- _Exercise instructions_
Please set down every line of the records below exactly, without the pictures.

- _Source data_
::::
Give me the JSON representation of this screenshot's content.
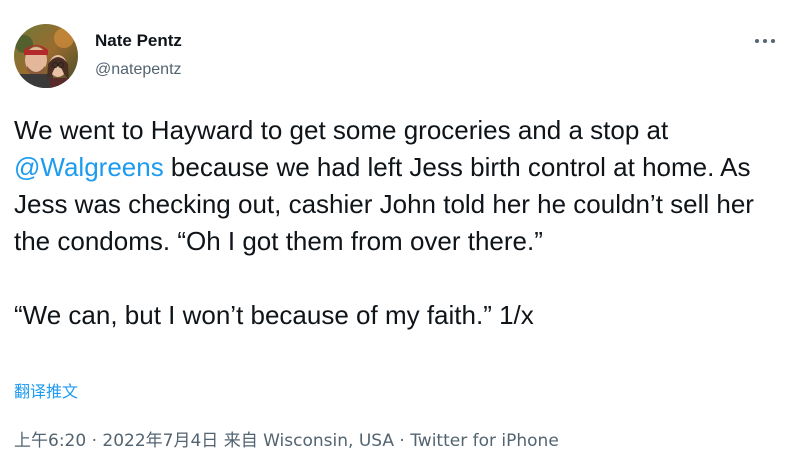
{
  "author": {
    "display_name": "Nate Pentz",
    "handle": "@natepentz"
  },
  "more_icon": "more-horizontal-icon",
  "tweet": {
    "text_before": "We went to Hayward to get some groceries and a stop at ",
    "mention": "@Walgreens",
    "text_after": " because we had left Jess birth control at home. As Jess was checking out, cashier John told her he couldn’t sell her the condoms. “Oh I got them from over there.”\n\n“We can, but I won’t because of my faith.” 1/x"
  },
  "translate_label": "翻译推文",
  "meta": {
    "time": "上午6:20",
    "separator": " · ",
    "date": "2022年7月4日",
    "location": "来自 Wisconsin, USA",
    "source": "Twitter for iPhone"
  },
  "colors": {
    "link": "#1d9bf0",
    "secondary_text": "#536471",
    "primary_text": "#0f1419"
  }
}
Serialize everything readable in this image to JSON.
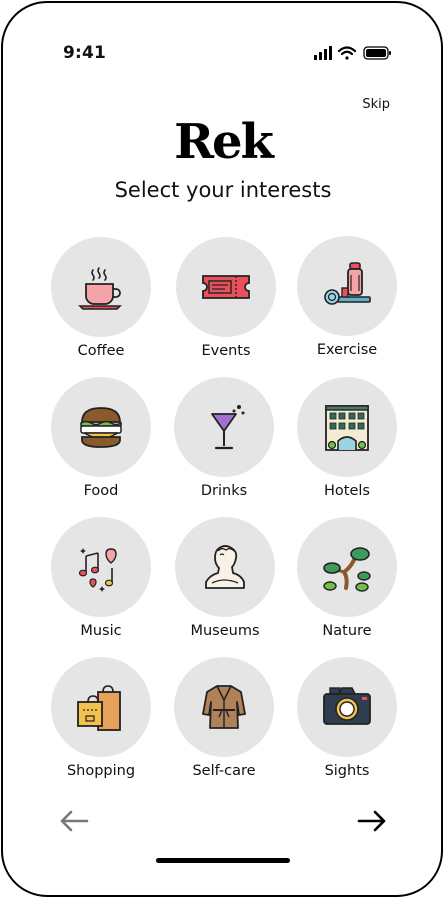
{
  "status_bar": {
    "time": "9:41"
  },
  "header": {
    "skip_label": "Skip",
    "logo_text": "Rek",
    "subtitle": "Select your interests"
  },
  "interests": [
    {
      "label": "Coffee",
      "icon": "coffee-cup-icon"
    },
    {
      "label": "Events",
      "icon": "ticket-icon"
    },
    {
      "label": "Exercise",
      "icon": "exercise-equipment-icon"
    },
    {
      "label": "Food",
      "icon": "burger-icon"
    },
    {
      "label": "Drinks",
      "icon": "cocktail-icon"
    },
    {
      "label": "Hotels",
      "icon": "hotel-building-icon"
    },
    {
      "label": "Music",
      "icon": "music-notes-icon"
    },
    {
      "label": "Museums",
      "icon": "bust-statue-icon"
    },
    {
      "label": "Nature",
      "icon": "bonsai-tree-icon"
    },
    {
      "label": "Shopping",
      "icon": "shopping-bags-icon"
    },
    {
      "label": "Self-care",
      "icon": "bathrobe-icon"
    },
    {
      "label": "Sights",
      "icon": "camera-icon"
    }
  ],
  "navigation": {
    "back_icon": "arrow-left-icon",
    "next_icon": "arrow-right-icon"
  },
  "colors": {
    "circle_bg": "#e5e5e5",
    "back_arrow": "#777777",
    "next_arrow": "#000000"
  }
}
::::
- _Task response_
Give me the JSON representation of this screenshot's content.
{
  "author": {
    "display_name": "Nate Pentz",
    "handle": "@natepentz"
  },
  "more_icon": "more-horizontal-icon",
  "tweet": {
    "text_before": "We went to Hayward to get some groceries and a stop at ",
    "mention": "@Walgreens",
    "text_after": " because we had left Jess birth control at home. As Jess was checking out, cashier John told her he couldn’t sell her the condoms. “Oh I got them from over there.”\n\n“We can, but I won’t because of my faith.” 1/x"
  },
  "translate_label": "翻译推文",
  "meta": {
    "time": "上午6:20",
    "separator": " · ",
    "date": "2022年7月4日",
    "location": "来自 Wisconsin, USA",
    "source": "Twitter for iPhone"
  },
  "colors": {
    "link": "#1d9bf0",
    "secondary_text": "#536471",
    "primary_text": "#0f1419"
  }
}
Serialize everything readable in this image to JSON.
{
  "status_bar": {
    "time": "9:41"
  },
  "header": {
    "skip_label": "Skip",
    "logo_text": "Rek",
    "subtitle": "Select your interests"
  },
  "interests": [
    {
      "label": "Coffee",
      "icon": "coffee-cup-icon"
    },
    {
      "label": "Events",
      "icon": "ticket-icon"
    },
    {
      "label": "Exercise",
      "icon": "exercise-equipment-icon"
    },
    {
      "label": "Food",
      "icon": "burger-icon"
    },
    {
      "label": "Drinks",
      "icon": "cocktail-icon"
    },
    {
      "label": "Hotels",
      "icon": "hotel-building-icon"
    },
    {
      "label": "Music",
      "icon": "music-notes-icon"
    },
    {
      "label": "Museums",
      "icon": "bust-statue-icon"
    },
    {
      "label": "Nature",
      "icon": "bonsai-tree-icon"
    },
    {
      "label": "Shopping",
      "icon": "shopping-bags-icon"
    },
    {
      "label": "Self-care",
      "icon": "bathrobe-icon"
    },
    {
      "label": "Sights",
      "icon": "camera-icon"
    }
  ],
  "navigation": {
    "back_icon": "arrow-left-icon",
    "next_icon": "arrow-right-icon"
  },
  "colors": {
    "circle_bg": "#e5e5e5",
    "back_arrow": "#777777",
    "next_arrow": "#000000"
  }
}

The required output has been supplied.